In the previous blog we took a closer look at an environmentally friendly solution to provide drinking water; purified sewage water.
Even though, toilet to tap water has economic and environmental benefits it is a long way from being accepted by the general public. The “yuck” feeling we get when confronted with the idea of drinking our own poo-water, combined with the lack of trust in authorities and governments makes this technology hard to introduce.
In order to un-tap this water source governments need to work together with the industry, educating about water, the upcoming water crisis and the importance of preservation, but also about the technological advances that makes this process reliable and safe.
One of the most famous example were this water source has been introduced and gain acceptance with the end consumer is NEWater in Singapore.
The city-state of Singapore has no access to natural water sources and has long relied on importing water from the neighbor country Malaysia. Even tough this relationship has historically been cordial, Malaysian politicians have in two occasions (1998 and 2002) threatened to raise the price on this essential commodity. Singapore has in the attempt to free it self from this dependence pursued a new strategy: water independence trough a “Four Taps” plan. The strategy consists in the use of four different water sources that together meets Singapore’s water needs: Singapore’s rain water reservoirs; water imported from Malaysia, recycled wastewater and desalinated seawater.
Singapore initiative to recycle wastewater began in 1974 with an experimental pilot plant, due to high cost and unreliable technology the idea was put on hold one year later.
In 1998 Singapore’s Public Utilities Board (PUB) re-opened the investigation and in 2000 the first NEWater plant was finished. Since then, PUB has built a total of four purification plans producing 430 million liters of NEWater a day.
The Singapore government has worked hard to gain general acceptance for NEWater. With a public information campaign that emphasize on the economic and national security benefits of making the country’s water supply more independent, they aim to educate and change people’s mindset around recycled wastewater.
This video from the Singapore International Water Week 2009 explains the Four Tap strategy and shows the city’s efforts to gain acceptance among their citizens.
This animated video aims to educate children explaining the “Four Taps” plan and its benefits.
In Singapore the public acceptance of recycled sewage water has been good, one of the reasons is the trust the general public has towards their government. This is an important stepping-stone when it comes to convince the end consumer that this source of water is guaranteed safe.
See this video were people on the streets of Singapore are asked if they drink the city’s tap water.
According to experts this water source wins more sympathy from the public in places that already struggles with water droughts. The reality of having to live with severe lack of water, makes people more open to new solutions. As water scarcity will be more common, people will also be more prepared to accept this controversial water source.

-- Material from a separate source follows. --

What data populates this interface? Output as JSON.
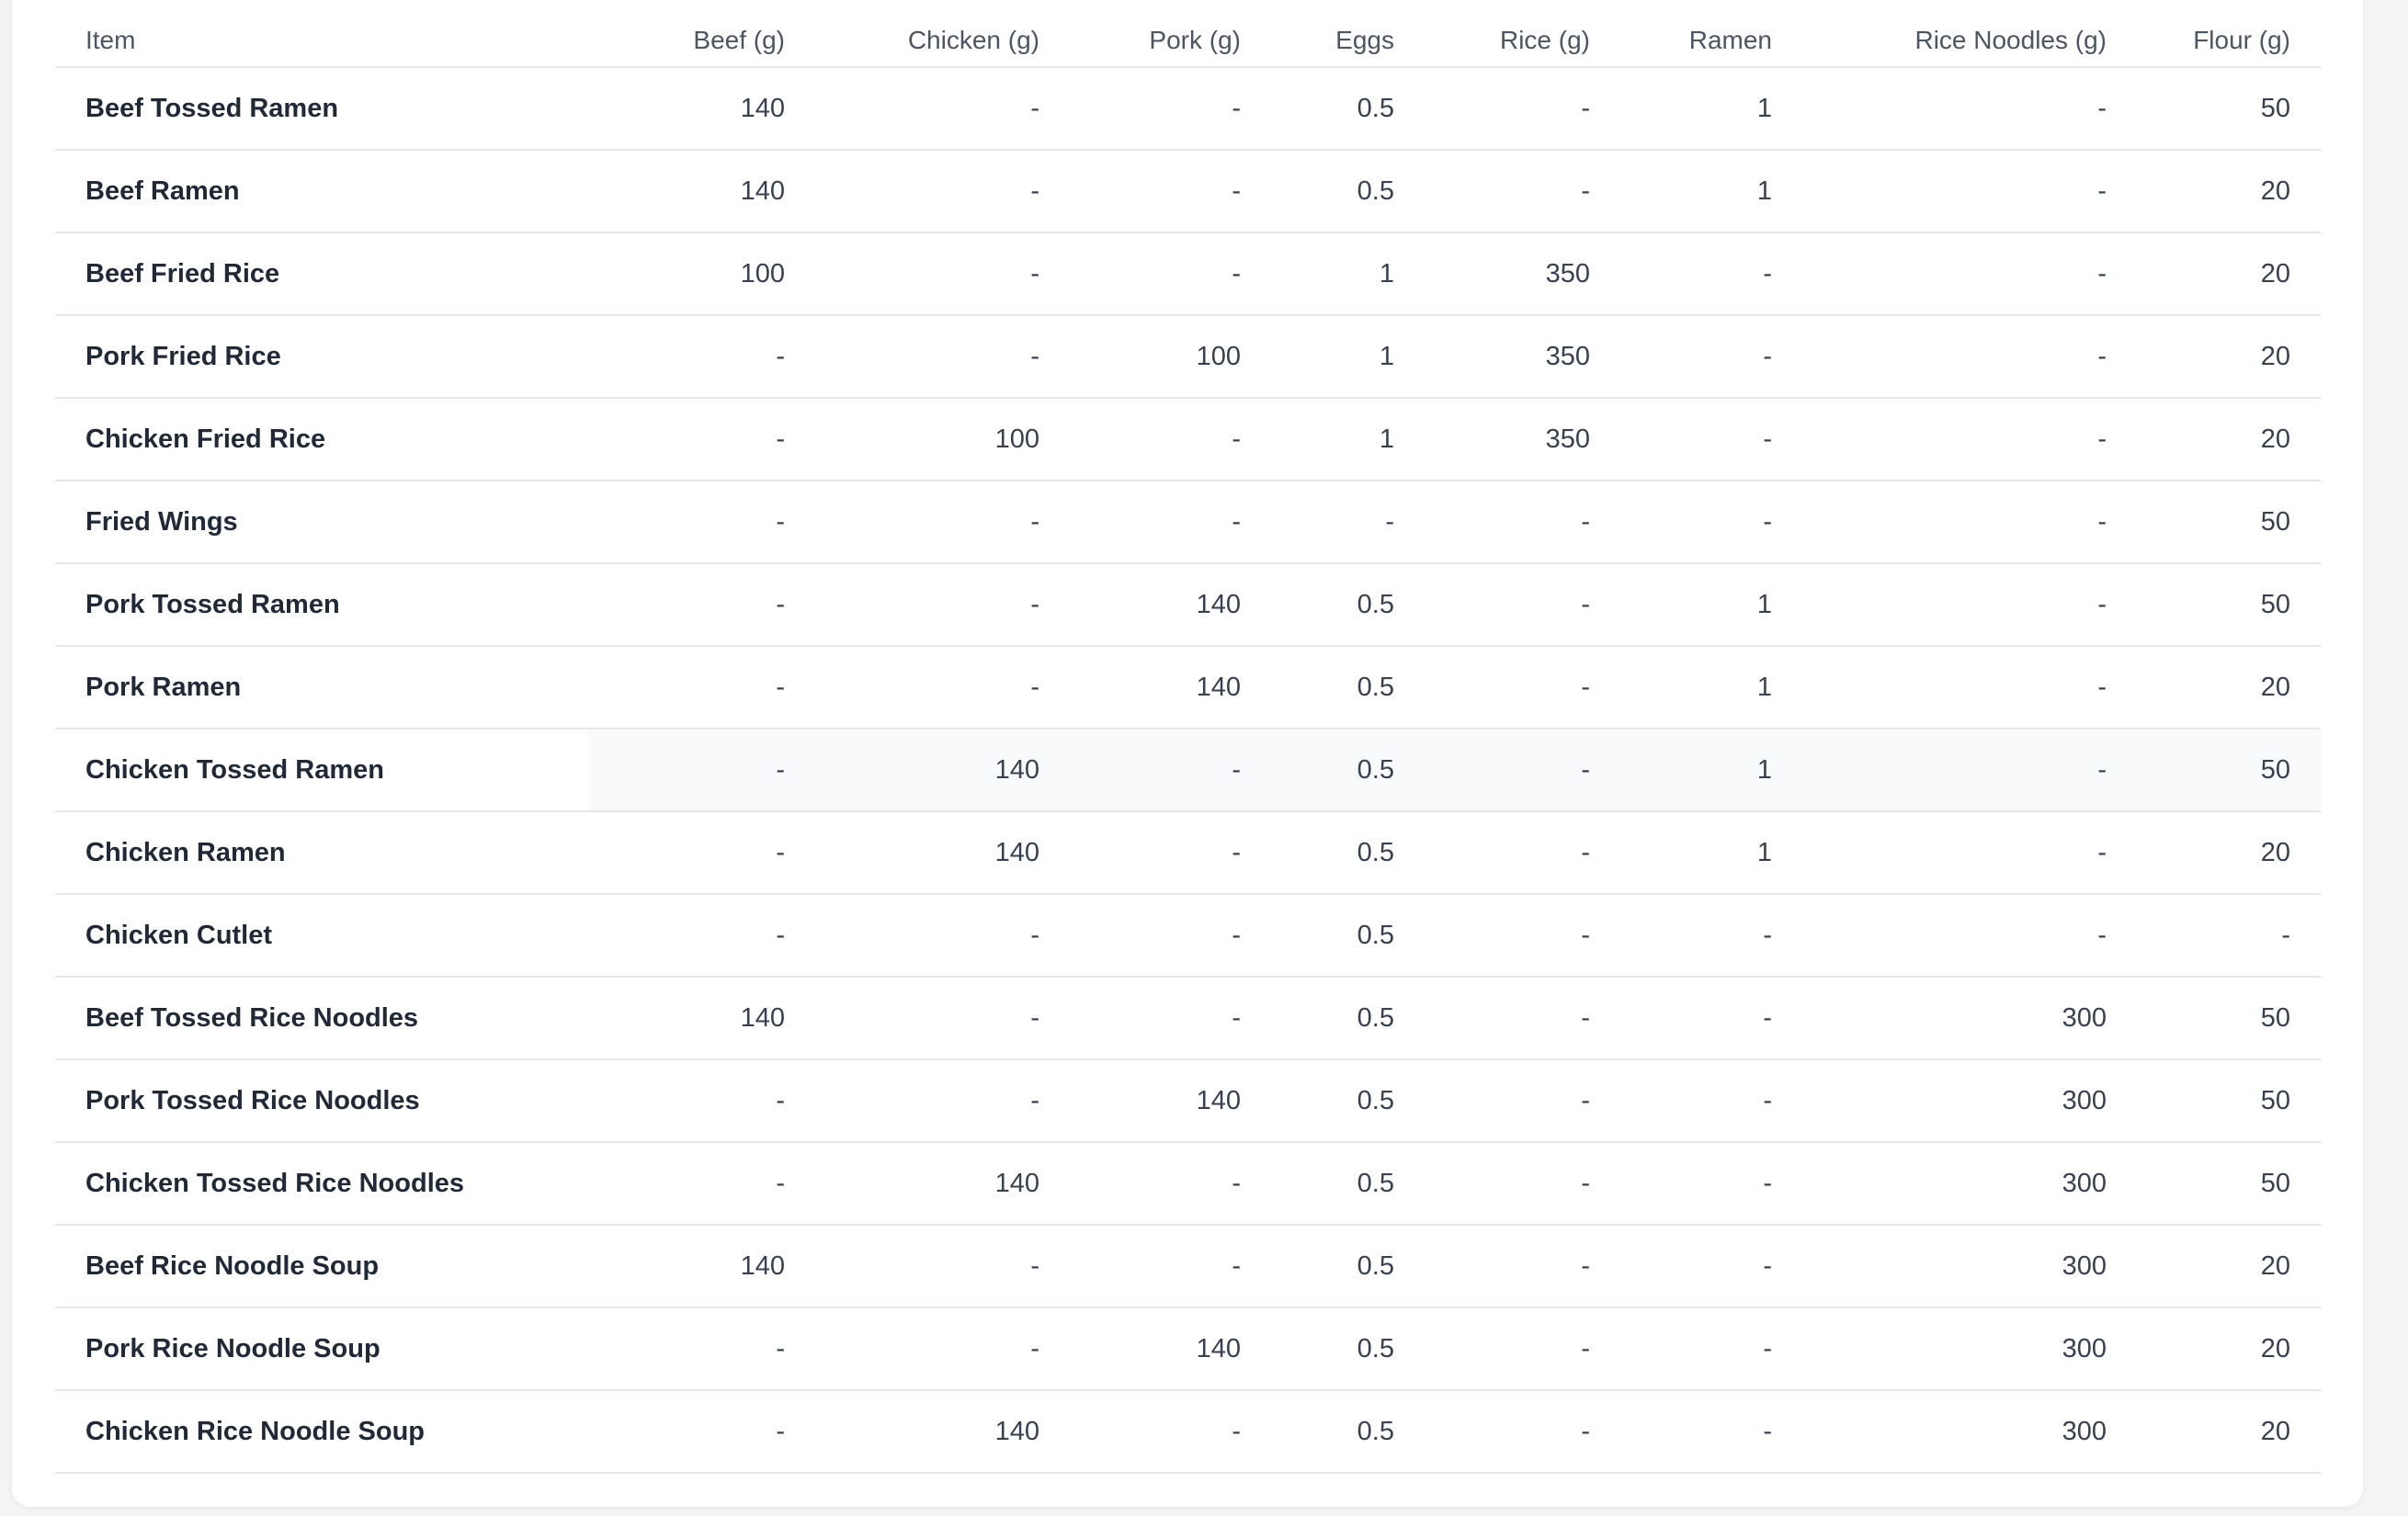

To learn more about Singapore and NEWater see CNN’s report: Singapore’s quest for water independence.